Just as I have already had my final ever long haul air flight and my final ever European holiday, this marked the last of my trips to London. It was just too much stress on the old body. My back gives in quite quickly carrying anything like an overnight bag and a few files. The actual travel is OK so I suppose I might make a lightweight run. The meeting was some contingency planning that SoS wanted to make regarding the publication by Lord Saville of his Inquiry findings of events of Bloody Sunday on 30 January 1972.
I was there when the thing went off at Londonderry and ran the first immediate investigation so it would be nice to be in at the death. Others at the meeting included three Generals and a very senior MOD official. And me. How a humble WOI got dragged into that sort of body, I'll never know.
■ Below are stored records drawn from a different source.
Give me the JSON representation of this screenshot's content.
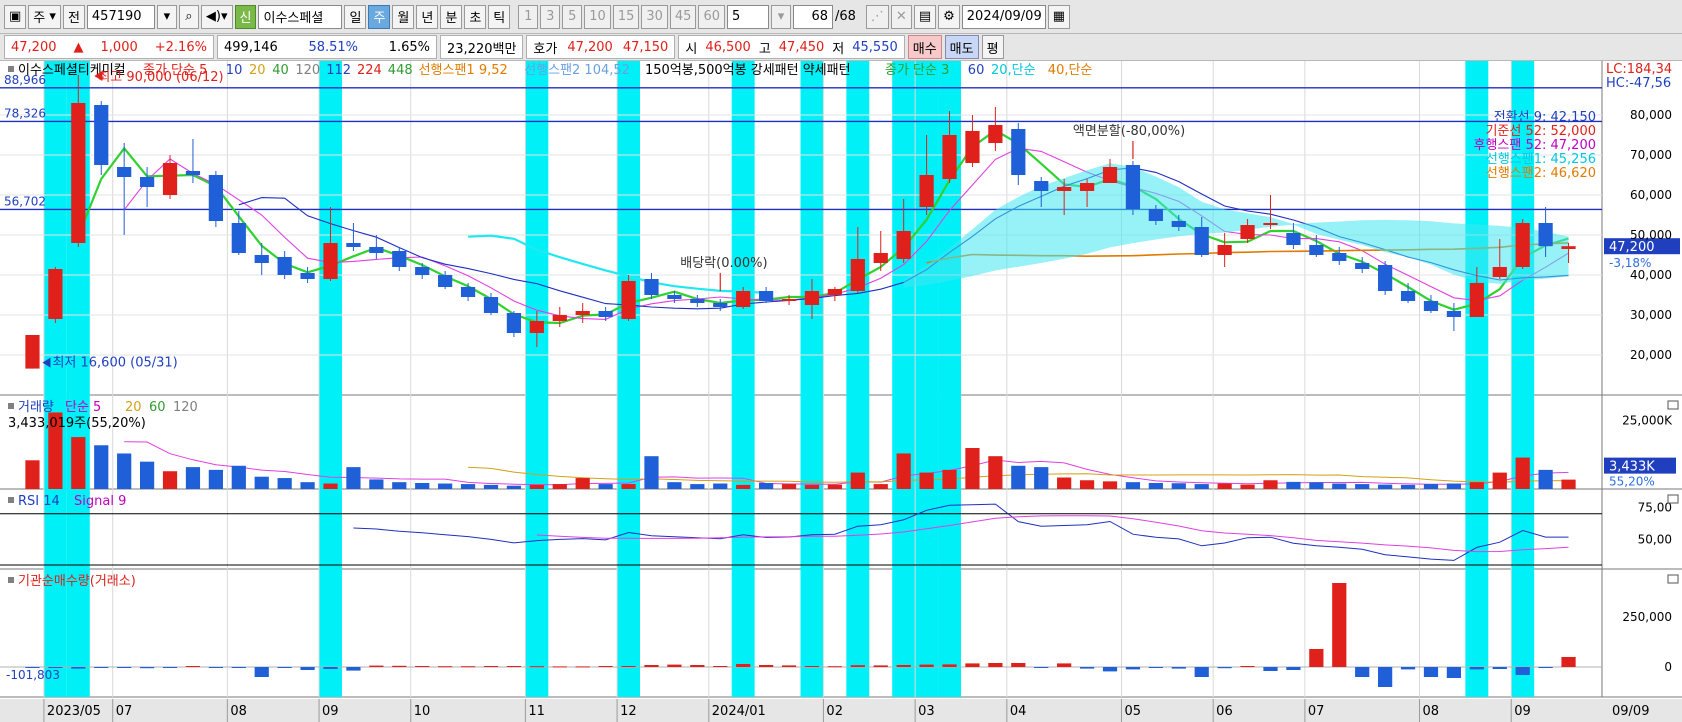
{
  "toolbar": {
    "type_select": "주",
    "prev_label": "전",
    "code": "457190",
    "search_icon": "search-icon",
    "sound_icon": "speaker-icon",
    "new_badge": "신",
    "stock_name": "이수스페셜",
    "periods": [
      "일",
      "주",
      "월",
      "년",
      "분",
      "초",
      "틱"
    ],
    "active_period": "주",
    "intervals": [
      "1",
      "3",
      "5",
      "10",
      "15",
      "30",
      "45",
      "60"
    ],
    "interval_select": "5",
    "count": "68",
    "count_total": "/68",
    "date": "2024/09/09",
    "calendar_icon": "calendar-icon"
  },
  "info": {
    "price": "47,200",
    "change_arrow": "▲",
    "change": "1,000",
    "change_pct": "+2.16%",
    "volume": "499,146",
    "volume_pct": "58.51%",
    "turnover": "1.65%",
    "amount": "23,220백만",
    "quote_label": "호가",
    "ask": "47,200",
    "bid": "47,150",
    "open_label": "시",
    "open": "46,500",
    "high_label": "고",
    "high": "47,450",
    "low_label": "저",
    "low": "45,550",
    "buy_label": "매수",
    "sell_label": "매도",
    "avg_label": "평"
  },
  "chart_data": {
    "type": "candlestick",
    "periodicity": "weekly",
    "price_axis": {
      "ylim": [
        12000,
        90000
      ],
      "ticks": [
        "80,000",
        "70,000",
        "60,000",
        "50,000",
        "40,000",
        "30,000",
        "20,000"
      ]
    },
    "price_legend": [
      {
        "text": "이수스페셜티케미컬",
        "color": "#000000"
      },
      {
        "text": "종가 단순 5",
        "color": "#e0201a"
      },
      {
        "text": "10",
        "color": "#1f3fbf"
      },
      {
        "text": "20",
        "color": "#d4a017"
      },
      {
        "text": "40",
        "color": "#2f9e2f"
      },
      {
        "text": "120",
        "color": "#808080"
      },
      {
        "text": "112",
        "color": "#1f3fbf"
      },
      {
        "text": "224",
        "color": "#e0201a"
      },
      {
        "text": "448",
        "color": "#2f9e2f"
      },
      {
        "text": "선행스팬1 9,52",
        "color": "#e07b00"
      },
      {
        "text": "선행스팬2 104,52",
        "color": "#6aa0e0"
      },
      {
        "text": "150억봉,500억봉 강세패턴  약세패턴",
        "color": "#000000"
      },
      {
        "text": "종가 단순 3",
        "color": "#2f9e2f"
      },
      {
        "text": "60",
        "color": "#1f3fbf"
      },
      {
        "text": "20,단순",
        "color": "#00c8e0"
      },
      {
        "text": "40,단순",
        "color": "#e07b00"
      }
    ],
    "hlines": [
      {
        "label": "88,966",
        "value": 86800
      },
      {
        "label": "78,326",
        "value": 78400
      },
      {
        "label": "56,702",
        "value": 56400
      }
    ],
    "annotations": {
      "high": "최고 90,000 (06/12)",
      "low": "최저 16,600 (05/31)",
      "dividend": "배당락(0.00%)",
      "split": "액면분할(-80,00%)"
    },
    "top_right_labels": {
      "lc": "LC:184,34",
      "hc": "HC:-47,56"
    },
    "right_side_labels": [
      {
        "text": "전환선 9: 42,150",
        "color": "#1f3fbf"
      },
      {
        "text": "기준선 52: 52,000",
        "color": "#e0201a"
      },
      {
        "text": "후행스팬 52: 47,200",
        "color": "#c000c0"
      },
      {
        "text": "선행스팬1: 45,256",
        "color": "#00c8e0"
      },
      {
        "text": "선행스팬2: 46,620",
        "color": "#e07b00"
      }
    ],
    "current_price_tag": "47,200",
    "current_change_tag": "-3,18%",
    "x_axis_labels": [
      {
        "label": "2023/05",
        "i": 1
      },
      {
        "label": "07",
        "i": 4
      },
      {
        "label": "08",
        "i": 9
      },
      {
        "label": "09",
        "i": 13
      },
      {
        "label": "10",
        "i": 17
      },
      {
        "label": "11",
        "i": 22
      },
      {
        "label": "12",
        "i": 26
      },
      {
        "label": "2024/01",
        "i": 30
      },
      {
        "label": "02",
        "i": 35
      },
      {
        "label": "03",
        "i": 39
      },
      {
        "label": "04",
        "i": 43
      },
      {
        "label": "05",
        "i": 48
      },
      {
        "label": "06",
        "i": 52
      },
      {
        "label": "07",
        "i": 56
      },
      {
        "label": "08",
        "i": 61
      },
      {
        "label": "09",
        "i": 65
      }
    ],
    "x_axis_end_label": "09/09",
    "highlight_weeks": [
      1,
      2,
      13,
      22,
      26,
      31,
      34,
      36,
      38,
      39,
      40,
      63,
      65
    ],
    "candles": [
      {
        "o": 16600,
        "h": 25000,
        "l": 16600,
        "c": 25000
      },
      {
        "o": 29000,
        "h": 42000,
        "l": 28000,
        "c": 41500
      },
      {
        "o": 48000,
        "h": 90000,
        "l": 47000,
        "c": 83000
      },
      {
        "o": 82500,
        "h": 83500,
        "l": 65000,
        "c": 67500
      },
      {
        "o": 67000,
        "h": 73000,
        "l": 50000,
        "c": 64500
      },
      {
        "o": 64500,
        "h": 67000,
        "l": 57000,
        "c": 62000
      },
      {
        "o": 60000,
        "h": 70000,
        "l": 59000,
        "c": 68000
      },
      {
        "o": 66000,
        "h": 74000,
        "l": 63000,
        "c": 65000
      },
      {
        "o": 65000,
        "h": 66000,
        "l": 52000,
        "c": 53500
      },
      {
        "o": 53000,
        "h": 56000,
        "l": 45000,
        "c": 45500
      },
      {
        "o": 45000,
        "h": 48000,
        "l": 40000,
        "c": 43000
      },
      {
        "o": 44500,
        "h": 46000,
        "l": 39000,
        "c": 40000
      },
      {
        "o": 40500,
        "h": 42000,
        "l": 38000,
        "c": 39000
      },
      {
        "o": 39000,
        "h": 57000,
        "l": 38500,
        "c": 48000
      },
      {
        "o": 48000,
        "h": 53000,
        "l": 46000,
        "c": 47000
      },
      {
        "o": 47000,
        "h": 50000,
        "l": 44000,
        "c": 45500
      },
      {
        "o": 46000,
        "h": 47000,
        "l": 41000,
        "c": 42000
      },
      {
        "o": 42000,
        "h": 43000,
        "l": 39000,
        "c": 40000
      },
      {
        "o": 40000,
        "h": 41000,
        "l": 36500,
        "c": 37000
      },
      {
        "o": 37000,
        "h": 38000,
        "l": 33500,
        "c": 34500
      },
      {
        "o": 34500,
        "h": 35500,
        "l": 30000,
        "c": 30500
      },
      {
        "o": 30500,
        "h": 31000,
        "l": 24500,
        "c": 25500
      },
      {
        "o": 25500,
        "h": 31000,
        "l": 22000,
        "c": 28500
      },
      {
        "o": 28500,
        "h": 32000,
        "l": 27000,
        "c": 30000
      },
      {
        "o": 30000,
        "h": 33000,
        "l": 28000,
        "c": 31000
      },
      {
        "o": 31000,
        "h": 32000,
        "l": 28500,
        "c": 29500
      },
      {
        "o": 29000,
        "h": 40000,
        "l": 28500,
        "c": 38500
      },
      {
        "o": 39000,
        "h": 40500,
        "l": 34000,
        "c": 35000
      },
      {
        "o": 35000,
        "h": 36000,
        "l": 33000,
        "c": 34000
      },
      {
        "o": 34000,
        "h": 35000,
        "l": 32000,
        "c": 33000
      },
      {
        "o": 33000,
        "h": 34000,
        "l": 31000,
        "c": 32000
      },
      {
        "o": 32000,
        "h": 37000,
        "l": 31500,
        "c": 36000
      },
      {
        "o": 36000,
        "h": 37000,
        "l": 33000,
        "c": 33500
      },
      {
        "o": 33500,
        "h": 35000,
        "l": 32500,
        "c": 34000
      },
      {
        "o": 32500,
        "h": 39000,
        "l": 29000,
        "c": 36000
      },
      {
        "o": 35000,
        "h": 37000,
        "l": 33500,
        "c": 36500
      },
      {
        "o": 36000,
        "h": 52000,
        "l": 35500,
        "c": 44000
      },
      {
        "o": 43000,
        "h": 51000,
        "l": 41000,
        "c": 45500
      },
      {
        "o": 44000,
        "h": 59000,
        "l": 43000,
        "c": 51000
      },
      {
        "o": 57000,
        "h": 75000,
        "l": 55000,
        "c": 65000
      },
      {
        "o": 64000,
        "h": 81000,
        "l": 63000,
        "c": 75000
      },
      {
        "o": 68000,
        "h": 80000,
        "l": 67000,
        "c": 76000
      },
      {
        "o": 73000,
        "h": 82000,
        "l": 71000,
        "c": 77500
      },
      {
        "o": 76500,
        "h": 78000,
        "l": 62500,
        "c": 65000
      },
      {
        "o": 63500,
        "h": 64500,
        "l": 57000,
        "c": 61000
      },
      {
        "o": 61000,
        "h": 64000,
        "l": 55000,
        "c": 62000
      },
      {
        "o": 61000,
        "h": 64000,
        "l": 57000,
        "c": 63000
      },
      {
        "o": 63000,
        "h": 69000,
        "l": 63000,
        "c": 67000
      },
      {
        "o": 67500,
        "h": 68500,
        "l": 55000,
        "c": 56500
      },
      {
        "o": 56500,
        "h": 57500,
        "l": 52500,
        "c": 53500
      },
      {
        "o": 53500,
        "h": 55000,
        "l": 51000,
        "c": 52000
      },
      {
        "o": 52000,
        "h": 54500,
        "l": 44500,
        "c": 45000
      },
      {
        "o": 45000,
        "h": 50500,
        "l": 42000,
        "c": 47500
      },
      {
        "o": 49000,
        "h": 54000,
        "l": 48000,
        "c": 52500
      },
      {
        "o": 52500,
        "h": 60000,
        "l": 51500,
        "c": 53000
      },
      {
        "o": 50500,
        "h": 53000,
        "l": 46500,
        "c": 47500
      },
      {
        "o": 47500,
        "h": 50000,
        "l": 44500,
        "c": 45000
      },
      {
        "o": 45500,
        "h": 47000,
        "l": 42500,
        "c": 43500
      },
      {
        "o": 43000,
        "h": 44500,
        "l": 40500,
        "c": 41500
      },
      {
        "o": 42500,
        "h": 43500,
        "l": 35000,
        "c": 36000
      },
      {
        "o": 36000,
        "h": 38000,
        "l": 33000,
        "c": 33500
      },
      {
        "o": 33500,
        "h": 35000,
        "l": 30500,
        "c": 31000
      },
      {
        "o": 31000,
        "h": 33000,
        "l": 26000,
        "c": 29500
      },
      {
        "o": 29500,
        "h": 42000,
        "l": 29500,
        "c": 38000
      },
      {
        "o": 39500,
        "h": 49000,
        "l": 39000,
        "c": 42000
      },
      {
        "o": 42000,
        "h": 54000,
        "l": 41500,
        "c": 53000
      },
      {
        "o": 53000,
        "h": 57000,
        "l": 44500,
        "c": 47200
      },
      {
        "o": 46500,
        "h": 48000,
        "l": 43000,
        "c": 47200
      }
    ],
    "volume_panel": {
      "legend": [
        {
          "text": "거래량",
          "color": "#1f3fbf"
        },
        {
          "text": "단순 5",
          "color": "#c000c0"
        },
        {
          "text": "20",
          "color": "#d4a017"
        },
        {
          "text": "60",
          "color": "#2f9e2f"
        },
        {
          "text": "120",
          "color": "#808080"
        }
      ],
      "annotation": "3,433,019주(55,20%)",
      "ylim": [
        0,
        30000
      ],
      "ticks": [
        "25,000K"
      ],
      "current_tag": "3,433K",
      "current_pct_tag": "55,20%",
      "values": [
        10500,
        28000,
        19000,
        16000,
        13000,
        10000,
        6500,
        8000,
        7000,
        8500,
        4500,
        4000,
        2500,
        2000,
        8000,
        3500,
        2500,
        2200,
        2000,
        1800,
        1500,
        1200,
        1500,
        1800,
        4000,
        1800,
        1800,
        12000,
        2500,
        1800,
        2000,
        1500,
        2200,
        1800,
        1500,
        1600,
        6000,
        1800,
        13000,
        6000,
        7000,
        15000,
        12000,
        8500,
        8000,
        4200,
        3200,
        2800,
        2500,
        2200,
        2100,
        1800,
        2000,
        1600,
        3200,
        2600,
        2400,
        2000,
        1800,
        1600,
        1500,
        1800,
        2000,
        2500,
        6000,
        11500,
        7000,
        3433
      ]
    },
    "rsi_panel": {
      "legend": [
        {
          "text": "RSI 14",
          "color": "#1f3fbf"
        },
        {
          "text": "Signal 9",
          "color": "#c000c0"
        }
      ],
      "ylim": [
        30,
        80
      ],
      "ticks": [
        "75,00",
        "50,00"
      ],
      "overbought": 70,
      "oversold": 30
    },
    "inst_panel": {
      "legend": [
        {
          "text": "기관순매수량(거래소)",
          "color": "#e0201a"
        }
      ],
      "ylim": [
        -120000,
        420000
      ],
      "ticks": [
        "250,000",
        "0"
      ],
      "annotation": "-101,803",
      "values": [
        -5000,
        -3000,
        -8000,
        -4000,
        -5000,
        -6000,
        -4000,
        5000,
        -5000,
        -3000,
        -50000,
        -3000,
        -15000,
        -10000,
        -18000,
        7000,
        6000,
        5000,
        4000,
        4000,
        5000,
        5000,
        4000,
        3000,
        3000,
        5000,
        5000,
        10000,
        12000,
        10000,
        5000,
        15000,
        10000,
        8000,
        5000,
        4000,
        9000,
        8000,
        10000,
        12000,
        13000,
        18000,
        20000,
        20000,
        -5000,
        18000,
        -8000,
        -22000,
        -12000,
        -5000,
        -8000,
        -50000,
        -6000,
        5000,
        -20000,
        -15000,
        90000,
        420000,
        -50000,
        -100000,
        -12000,
        -50000,
        -55000,
        -12000,
        -10000,
        -40000,
        -5000,
        50000,
        195000,
        70000,
        60000
      ]
    }
  }
}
I have nothing to be afraid of but it seems our meeting was to debate just what needed to be done if there were any problems with the cover of anonymity given to many of the military witnesses should Saville attribute blame.
Seeing it might be the Final Night of John's Proms, I decided to make a bit of a night of it. The very first posh restaurant I went to was in 1942 when my father took me to a business lunch at Veerasawamy's Restaurant in Regent Street. I know not why - he was not one given to acknowledging fatherly treats. I was obviously impressed as it became a favourite watering hole for me as I progressed through courting and into marriage. During my time in the Army, we went there whenever we returned from foreign climes. Although it was an Indian restaurant it bore little resemblence to any such establishment of today. Possibly the best description would be to liken it to a Government resthouse in pre-Merdeka Malaya. It was the burra sahibs version of Indian eating. The food was vaguely Home Counties English with added spices. None of that curry stuff that the natives eat dontcherknow! Such dishes were available but were not the foremost items on the menu. Right from my first visual memory it had a sort of run down, faded charm. The staff were very discreet but one's glass was kept topped up and dishes came and went in an almost discreet manner.
Well, it has been sold by the Veeraswamy family who ran it since 1926. The new brooms have refurbished it. No red flock wallpaper-style; the idea seems to represent the spread of the cuisine from North to Southern India. Very opulent decoration without very much OTT features.
So, this was the setting for my final experience of London dining. I invited my daughter and an Internet friend I'd not met other than over the ether. She brought her man but, even as a host, I have to say that my night was made wonderful by Caroline's bringing my grand-daughter Liberty along as a totally unexpected surprise. Liberty is a mid-teenager going on 25'ish and is so bright that she sparkles. She was in no way fazed by being in a party of oldies and held her own in conversation. And wine drinking! We did the usual thing of ordering a wide assortment of personal choices but robbing each other's dishes. It was a wonderful few hours that went by all too soon.
So, as the retreat from Empire progressed with many milestones, I've touched another milepost in my retreat. Sad I'll not see it's inside again but warm memories of some very very fine times are still with me. Last night was the cap put back on the bottle. I can live with that.